Leading a team has just become a bit more challenging with now 4 – soon 5 – generations in the workplace. So how do you motivate every generation and involve everyone in the same task when each generation responds different? Studies show that the greater the generation diversity, the lower the overall engagement is in workplaces.
Workplaces consisting of 4 to 5 different generations, requires managing challenges within culture, ideals, values and practices. Generation diversity is expanding, and differences between generations is a part of our modern workplaces. The speed in which we live our life is faster than ever before – and companies needs to stay relevant. This requires understanding the people we have in our organizations. Having 4 different generations in the same workplaces, means having four different views at the same challenge.
Generational diversity may lead to unhealthy work environments, leaving it to managers to contain the organizational damage. Therefore, it is important for managers to understand the communication style for every generation.
Why intergenerational diversity matters
Well, for several reasons. Firstly, because generation Z will represent 20 percent of the total workforce by 2020. Only four years later, by 2024, about 25 percent of the workforce will be people over the age of 55.
As Erik Korsvik Østergaard, one of our founders, likes to mention/point out: “Both my dad and my son may work at the same workplace within a matter of few years.”
What does this mean? Yes, getting these groups of different generations to work together efficiently can be challenging – but also very exciting. The DNA of a successful organization is embracing diversity of people and ideas, building trust and re-thinking existing ways of working.
To manage different generations, you must understand the characteristics of them. Knowing this, helps you – the manager – bringing teams together and create organizations where people want to show up.
Mary Donohue talks in her TED Talk about how misunderstandings among different generations appear, and even refers to the representational system as a method on how to talk with them. You can read more about the representational system in my article the coaching dialogue.

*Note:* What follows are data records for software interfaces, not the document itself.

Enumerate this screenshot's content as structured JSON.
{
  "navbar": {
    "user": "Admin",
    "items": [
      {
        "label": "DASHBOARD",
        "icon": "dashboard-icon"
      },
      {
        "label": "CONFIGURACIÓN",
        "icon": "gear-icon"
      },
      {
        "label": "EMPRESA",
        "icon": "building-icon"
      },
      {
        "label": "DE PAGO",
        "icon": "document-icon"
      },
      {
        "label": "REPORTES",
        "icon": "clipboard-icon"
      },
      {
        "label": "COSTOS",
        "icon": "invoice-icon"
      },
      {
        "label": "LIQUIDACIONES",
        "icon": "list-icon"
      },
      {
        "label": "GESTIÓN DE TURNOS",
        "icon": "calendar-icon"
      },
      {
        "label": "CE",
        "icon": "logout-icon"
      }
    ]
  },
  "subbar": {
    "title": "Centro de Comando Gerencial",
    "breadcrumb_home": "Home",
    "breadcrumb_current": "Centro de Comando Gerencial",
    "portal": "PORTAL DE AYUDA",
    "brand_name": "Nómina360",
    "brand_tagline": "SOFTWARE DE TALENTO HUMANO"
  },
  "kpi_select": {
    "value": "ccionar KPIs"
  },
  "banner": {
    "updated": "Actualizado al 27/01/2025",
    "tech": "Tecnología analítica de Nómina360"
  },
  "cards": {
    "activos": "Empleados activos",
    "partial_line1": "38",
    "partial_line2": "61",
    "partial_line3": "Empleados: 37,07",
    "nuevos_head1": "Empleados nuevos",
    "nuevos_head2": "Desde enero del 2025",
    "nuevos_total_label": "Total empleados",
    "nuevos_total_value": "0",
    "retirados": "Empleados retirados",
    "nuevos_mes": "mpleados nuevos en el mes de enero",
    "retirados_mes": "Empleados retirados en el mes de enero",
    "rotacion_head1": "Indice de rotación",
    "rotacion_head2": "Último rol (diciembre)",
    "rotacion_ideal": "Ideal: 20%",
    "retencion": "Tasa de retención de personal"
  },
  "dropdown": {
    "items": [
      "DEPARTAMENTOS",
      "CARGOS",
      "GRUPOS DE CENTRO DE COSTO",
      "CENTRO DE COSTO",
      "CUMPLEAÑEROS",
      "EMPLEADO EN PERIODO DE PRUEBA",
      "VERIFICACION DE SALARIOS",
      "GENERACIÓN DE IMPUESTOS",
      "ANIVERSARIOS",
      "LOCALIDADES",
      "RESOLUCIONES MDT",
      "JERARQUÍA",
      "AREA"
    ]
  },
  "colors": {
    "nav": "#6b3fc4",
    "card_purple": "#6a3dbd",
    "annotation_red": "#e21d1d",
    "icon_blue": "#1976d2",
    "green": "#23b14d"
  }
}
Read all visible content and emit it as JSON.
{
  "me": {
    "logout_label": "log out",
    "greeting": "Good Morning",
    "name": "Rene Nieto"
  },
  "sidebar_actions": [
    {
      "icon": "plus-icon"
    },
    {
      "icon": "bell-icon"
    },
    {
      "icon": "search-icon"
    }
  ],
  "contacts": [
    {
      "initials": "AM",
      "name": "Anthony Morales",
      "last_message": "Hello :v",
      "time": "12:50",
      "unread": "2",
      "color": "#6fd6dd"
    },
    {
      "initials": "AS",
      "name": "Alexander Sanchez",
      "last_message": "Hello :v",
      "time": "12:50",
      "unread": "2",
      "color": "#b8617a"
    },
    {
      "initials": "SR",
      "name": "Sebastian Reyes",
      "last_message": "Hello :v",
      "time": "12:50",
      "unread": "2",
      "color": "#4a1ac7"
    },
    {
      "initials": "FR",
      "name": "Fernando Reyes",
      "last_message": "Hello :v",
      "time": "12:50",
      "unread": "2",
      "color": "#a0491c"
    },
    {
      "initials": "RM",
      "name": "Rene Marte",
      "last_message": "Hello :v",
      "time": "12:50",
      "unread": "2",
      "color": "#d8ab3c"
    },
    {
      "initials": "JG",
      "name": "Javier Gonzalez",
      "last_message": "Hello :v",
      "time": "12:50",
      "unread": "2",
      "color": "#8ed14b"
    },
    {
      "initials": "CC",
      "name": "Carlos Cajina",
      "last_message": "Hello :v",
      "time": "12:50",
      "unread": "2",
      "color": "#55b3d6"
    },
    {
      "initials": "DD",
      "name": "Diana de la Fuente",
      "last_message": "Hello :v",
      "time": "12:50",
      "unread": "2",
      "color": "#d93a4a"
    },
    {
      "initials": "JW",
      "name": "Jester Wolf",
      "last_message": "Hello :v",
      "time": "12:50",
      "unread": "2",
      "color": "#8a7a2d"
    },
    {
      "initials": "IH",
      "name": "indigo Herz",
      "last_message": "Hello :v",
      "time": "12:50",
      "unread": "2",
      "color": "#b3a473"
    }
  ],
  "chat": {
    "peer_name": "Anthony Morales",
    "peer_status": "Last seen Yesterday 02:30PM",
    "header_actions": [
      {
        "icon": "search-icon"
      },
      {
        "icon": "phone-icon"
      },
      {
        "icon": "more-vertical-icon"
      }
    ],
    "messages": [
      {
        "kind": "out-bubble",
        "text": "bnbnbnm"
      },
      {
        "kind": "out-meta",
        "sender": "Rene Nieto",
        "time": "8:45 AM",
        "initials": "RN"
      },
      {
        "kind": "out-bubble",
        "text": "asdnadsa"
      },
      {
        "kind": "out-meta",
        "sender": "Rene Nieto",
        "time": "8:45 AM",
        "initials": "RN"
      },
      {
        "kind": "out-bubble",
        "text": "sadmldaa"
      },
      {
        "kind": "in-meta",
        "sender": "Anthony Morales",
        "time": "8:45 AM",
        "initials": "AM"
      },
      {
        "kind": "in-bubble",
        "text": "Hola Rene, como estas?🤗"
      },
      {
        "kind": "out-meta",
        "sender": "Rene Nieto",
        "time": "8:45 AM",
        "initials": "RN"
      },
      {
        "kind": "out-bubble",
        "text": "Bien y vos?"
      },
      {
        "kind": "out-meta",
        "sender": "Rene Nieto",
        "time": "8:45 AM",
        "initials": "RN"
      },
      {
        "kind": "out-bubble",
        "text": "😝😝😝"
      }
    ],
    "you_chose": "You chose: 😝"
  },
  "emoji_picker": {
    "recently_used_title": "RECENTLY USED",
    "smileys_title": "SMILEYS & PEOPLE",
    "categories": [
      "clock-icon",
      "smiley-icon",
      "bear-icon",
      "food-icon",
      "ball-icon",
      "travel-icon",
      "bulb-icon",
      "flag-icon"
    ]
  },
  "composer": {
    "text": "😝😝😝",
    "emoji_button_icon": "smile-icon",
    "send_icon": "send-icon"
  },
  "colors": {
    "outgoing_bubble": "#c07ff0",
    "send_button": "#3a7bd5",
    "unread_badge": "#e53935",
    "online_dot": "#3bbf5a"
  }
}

Personal development and a pizza slide
Every modern organization has teams with four roles distributed among team members. The four behaviors in the roles are: business oriented, delivery/discipline oriented, people oriented/interpersonal skills, and specialist oriented/professional skills. We call this ‘the Pizza Model’. Working with people across generations allows teams to operate in a broader sense within all the pizza slides.